*** Opening of Records for processing ***

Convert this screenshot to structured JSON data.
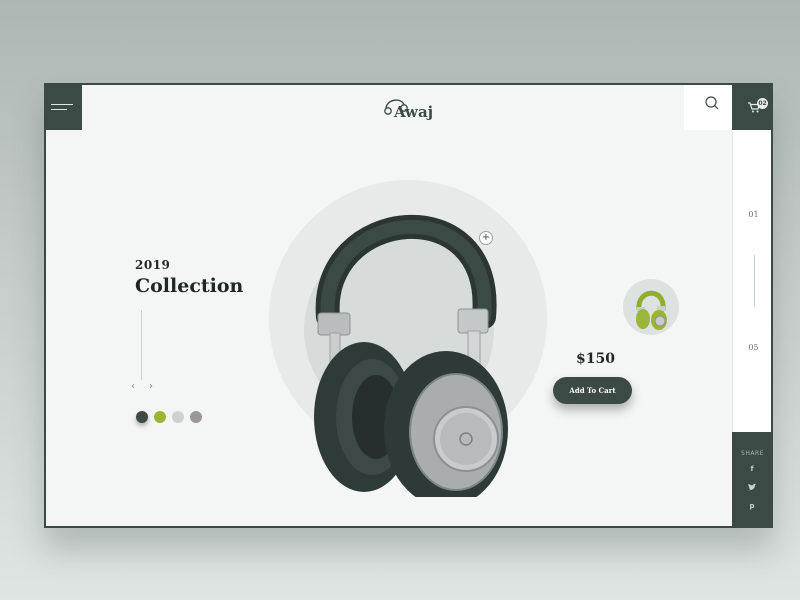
{
  "header": {
    "brand": "Awaj",
    "cart_count": "02"
  },
  "hero": {
    "year": "2019",
    "title": "Collection",
    "price": "$150",
    "add_to_cart_label": "Add To Cart"
  },
  "pagination": {
    "current": "01",
    "total": "05"
  },
  "colors": {
    "accent": "#3c4a45",
    "swatches": [
      "#3e4a46",
      "#9ab630",
      "#cdd2d0",
      "#9a9799"
    ]
  },
  "share": {
    "label": "SHARE",
    "networks": [
      "facebook-icon",
      "twitter-icon",
      "pinterest-icon"
    ]
  },
  "icons": {
    "facebook": "f",
    "twitter": "✦",
    "pinterest": "p"
  }
}
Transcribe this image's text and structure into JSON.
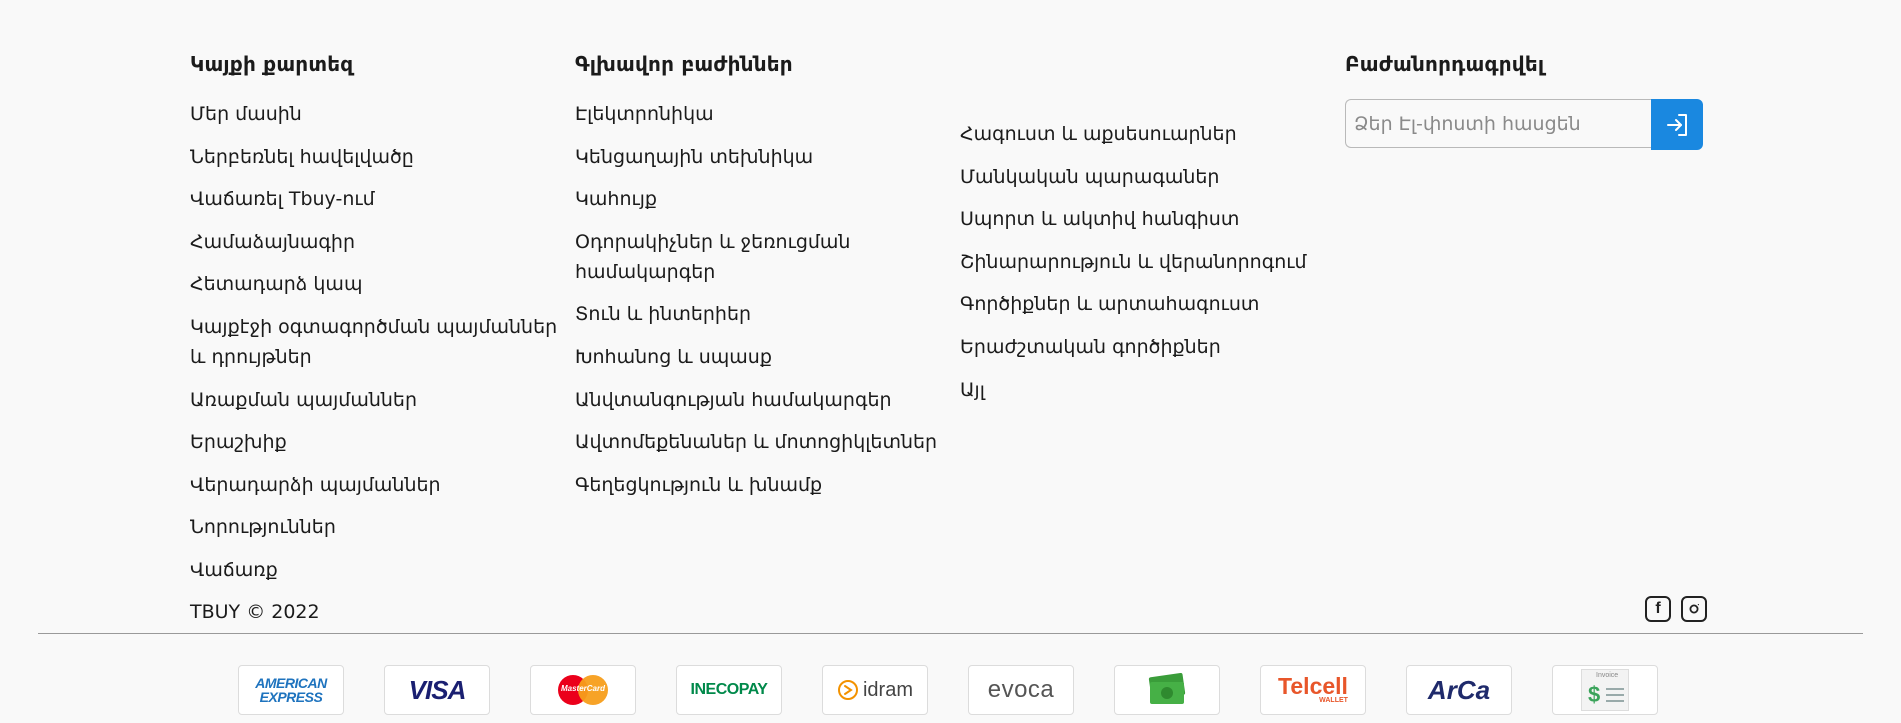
{
  "sitemap": {
    "title": "Կայքի քարտեզ",
    "items": [
      "Մեր մասին",
      "Ներբեռնել հավելվածը",
      "Վաճառել Tbuy-ում",
      "Համաձայնագիր",
      "Հետադարձ կապ",
      "Կայքէջի օգտագործման պայմաններ և դրույթներ",
      "Առաքման պայմաններ",
      "Երաշխիք",
      "Վերադարձի պայմաններ",
      "Նորություններ",
      "Վաճառք"
    ]
  },
  "main_sections": {
    "title": "Գլխավոր բաժիններ",
    "items": [
      "Էլեկտրոնիկա",
      "Կենցաղային տեխնիկա",
      "Կահույք",
      "Օդորակիչներ և ջեռուցման համակարգեր",
      "Տուն և ինտերիեր",
      "Խոհանոց և սպասք",
      "Անվտանգության համակարգեր",
      "Ավտոմեքենաներ և մոտոցիկլետներ",
      "Գեղեցկություն և խնամք"
    ]
  },
  "more_sections": {
    "items": [
      "Հագուստ և աքսեսուարներ",
      "Մանկական պարագաներ",
      "Սպորտ և ակտիվ հանգիստ",
      "Շինարարություն և վերանորոգում",
      "Գործիքներ և արտահագուստ",
      "Երաժշտական գործիքներ",
      "Այլ"
    ]
  },
  "subscribe": {
    "title": "Բաժանորդագրվել",
    "placeholder": "Ձեր Էլ-փոստի հասցեն",
    "button_icon": "login-arrow-icon"
  },
  "copyright": "TBUY © 2022",
  "social": {
    "facebook_label": "f",
    "icons": [
      "facebook-icon",
      "instagram-icon"
    ]
  },
  "payments": {
    "amex_line1": "AMERICAN",
    "amex_line2": "EXPRESS",
    "visa": "VISA",
    "mastercard": "MasterCard",
    "inecopay": "INECOPAY",
    "idram": "idram",
    "evoca": "evoca",
    "telcell": "Telcell",
    "telcell_sub": "WALLET",
    "arca": "ArCa",
    "invoice": "Invoice",
    "invoice_symbol": "$"
  },
  "colors": {
    "accent": "#1a88e0",
    "background": "#f9f9f9",
    "telcell": "#e8562a",
    "arca": "#1f2a6b",
    "visa": "#1a1f71",
    "ineco_green": "#00894a"
  }
}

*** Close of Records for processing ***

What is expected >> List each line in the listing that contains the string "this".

Task answer >>
Convert this screenshot to structured JSON data.
Transcribe this image's text and structure into JSON.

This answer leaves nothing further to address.